These are the major types of products that are competing for attention in the size range between phones and laptops. Note that none of these categories are strictly defined, and they blend into one another.
Touch-screen devices with screen sizes ranging up from 5 inches (12.5 centimetres) diagonally. The iPad, with a 9.7-inch (24.5-centimeter) screen, falls in this category. Most new tablets lack keyboards, but there’s an older category of laptops with touch screens that are known as tablet PCs. Prices from $200 and up, depending on subsidies from wireless carriers. Intended for Web browsing, movie watching and reading, among other things.
Small, cheap laptops, with screen sizes ranging from 7 inches (17.5 centimetres) to 12 inches (30 centimeters) on the diagonal. Nearly all run Intel chips and Windows software. Prices from $100 and up, with some being subsidized by carriers. They’re mostly used for Internet browsing, social networking, e-mail and note-taking.
An emerging category similar to netbooks, but with cell phone chips inside (although they generally won’t make regular phone calls.) Most run Google Inc.’s Android software, turn on instantly when flipped open, and maintain constant wireless Internet connections. Screen sizes around 10 inches (25 centimetres). Prices may be in $200 to $400 range. Can fulfil most important tasks of the netbook.
Phones that have sophisticated operating systems capable of running large numbers of applications. Most have touch screens around the size of the iPhone - 3.5 inches (8.8 centimetres) diagonally - but larger phones are appearing as well, inching into the territory of tablet computers. Prices from $50 and up, depending on subsidies. Web browsing and e-mail are core capabilities, but a wave of software innovation is extending smart phone functions.

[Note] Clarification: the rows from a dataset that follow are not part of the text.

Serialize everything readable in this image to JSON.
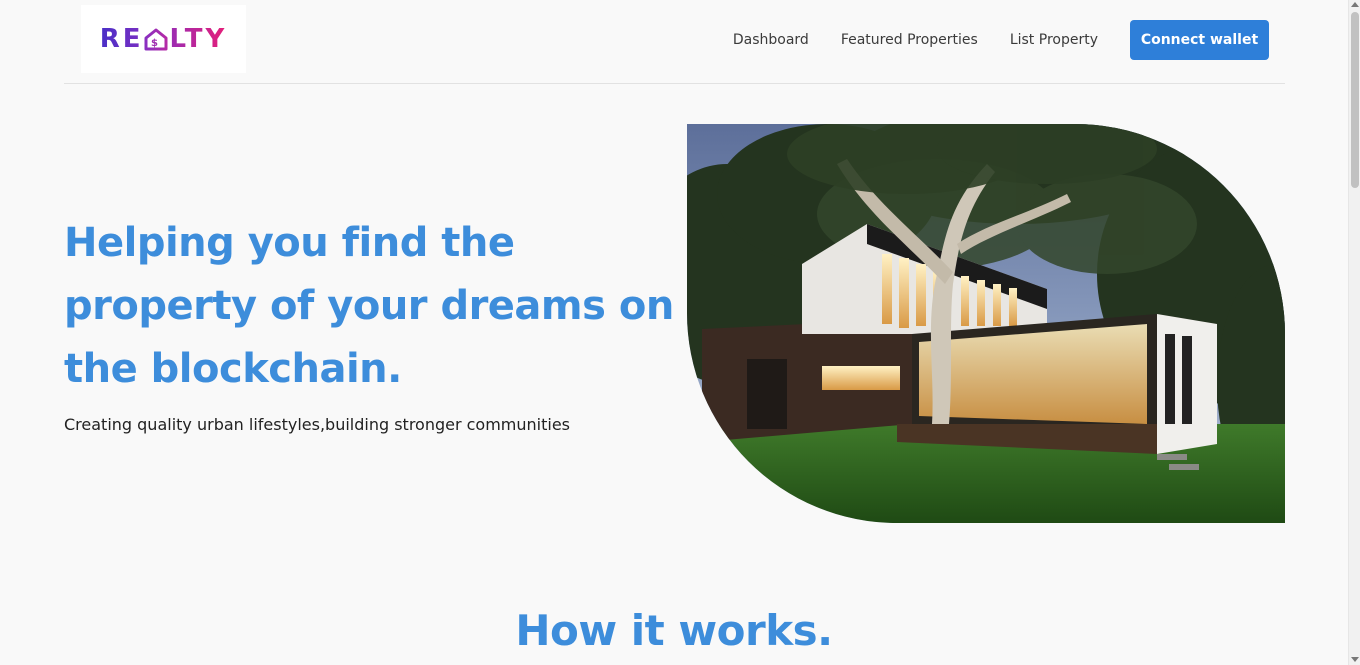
{
  "brand": {
    "logo_text_left": "RE",
    "logo_text_right": "LTY",
    "logo_icon": "house-dollar-icon",
    "gradient": [
      "#4a2fc7",
      "#e61e78"
    ]
  },
  "nav": {
    "items": [
      {
        "label": "Dashboard"
      },
      {
        "label": "Featured Properties"
      },
      {
        "label": "List Property"
      }
    ],
    "cta_label": "Connect wallet"
  },
  "hero": {
    "title": "Helping you find the property of your dreams on the blockchain.",
    "subtitle": "Creating quality urban lifestyles,building stronger communities",
    "image": "modern-house-photo"
  },
  "how_it_works": {
    "title": "How it works."
  },
  "colors": {
    "accent": "#3d8ddb",
    "button": "#2e7fd9",
    "background": "#f9f9f9"
  }
}
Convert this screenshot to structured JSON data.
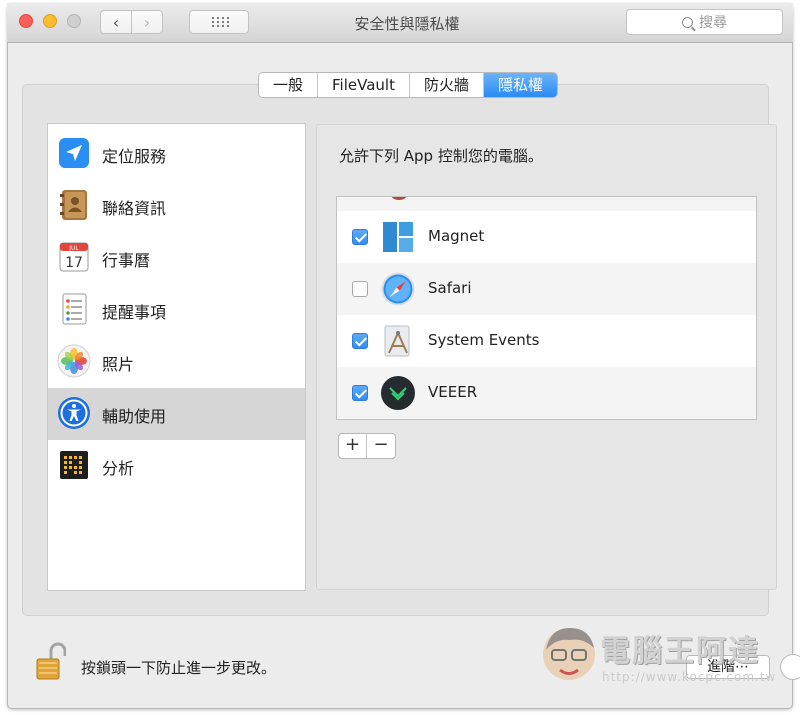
{
  "window": {
    "title": "安全性與隱私權",
    "search_placeholder": "搜尋"
  },
  "tabs": [
    {
      "label": "一般",
      "selected": false
    },
    {
      "label": "FileVault",
      "selected": false
    },
    {
      "label": "防火牆",
      "selected": false
    },
    {
      "label": "隱私權",
      "selected": true
    }
  ],
  "sidebar": {
    "items": [
      {
        "label": "定位服務",
        "icon": "location-arrow-icon",
        "selected": false
      },
      {
        "label": "聯絡資訊",
        "icon": "contacts-book-icon",
        "selected": false
      },
      {
        "label": "行事曆",
        "icon": "calendar-icon",
        "selected": false,
        "icon_text": {
          "month": "JUL",
          "day": "17"
        }
      },
      {
        "label": "提醒事項",
        "icon": "reminders-icon",
        "selected": false
      },
      {
        "label": "照片",
        "icon": "photos-icon",
        "selected": false
      },
      {
        "label": "輔助使用",
        "icon": "accessibility-icon",
        "selected": true
      },
      {
        "label": "分析",
        "icon": "analytics-icon",
        "selected": false
      }
    ]
  },
  "main": {
    "allow_label": "允許下列 App 控制您的電腦。",
    "apps": [
      {
        "name": "Magnet",
        "checked": true,
        "icon": "magnet-app-icon"
      },
      {
        "name": "Safari",
        "checked": false,
        "icon": "safari-compass-icon"
      },
      {
        "name": "System Events",
        "checked": true,
        "icon": "system-events-icon"
      },
      {
        "name": "VEEER",
        "checked": true,
        "icon": "veeer-app-icon"
      }
    ],
    "add_label": "+",
    "remove_label": "−"
  },
  "footer": {
    "lock_label": "按鎖頭一下防止進一步更改。",
    "advanced_label": "進階⋯"
  },
  "watermark": {
    "text": "電腦王阿達",
    "url": "http://www.kocpc.com.tw"
  },
  "colors": {
    "accent": "#2a8bf2",
    "selected_row": "#d6d6d6"
  }
}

Devices like the Kindle are dedicated to reading, but they share many features of tablet computers. Many have wireless Internet connections, for instance. The two categories may merge in the future. Prices from $150 and up.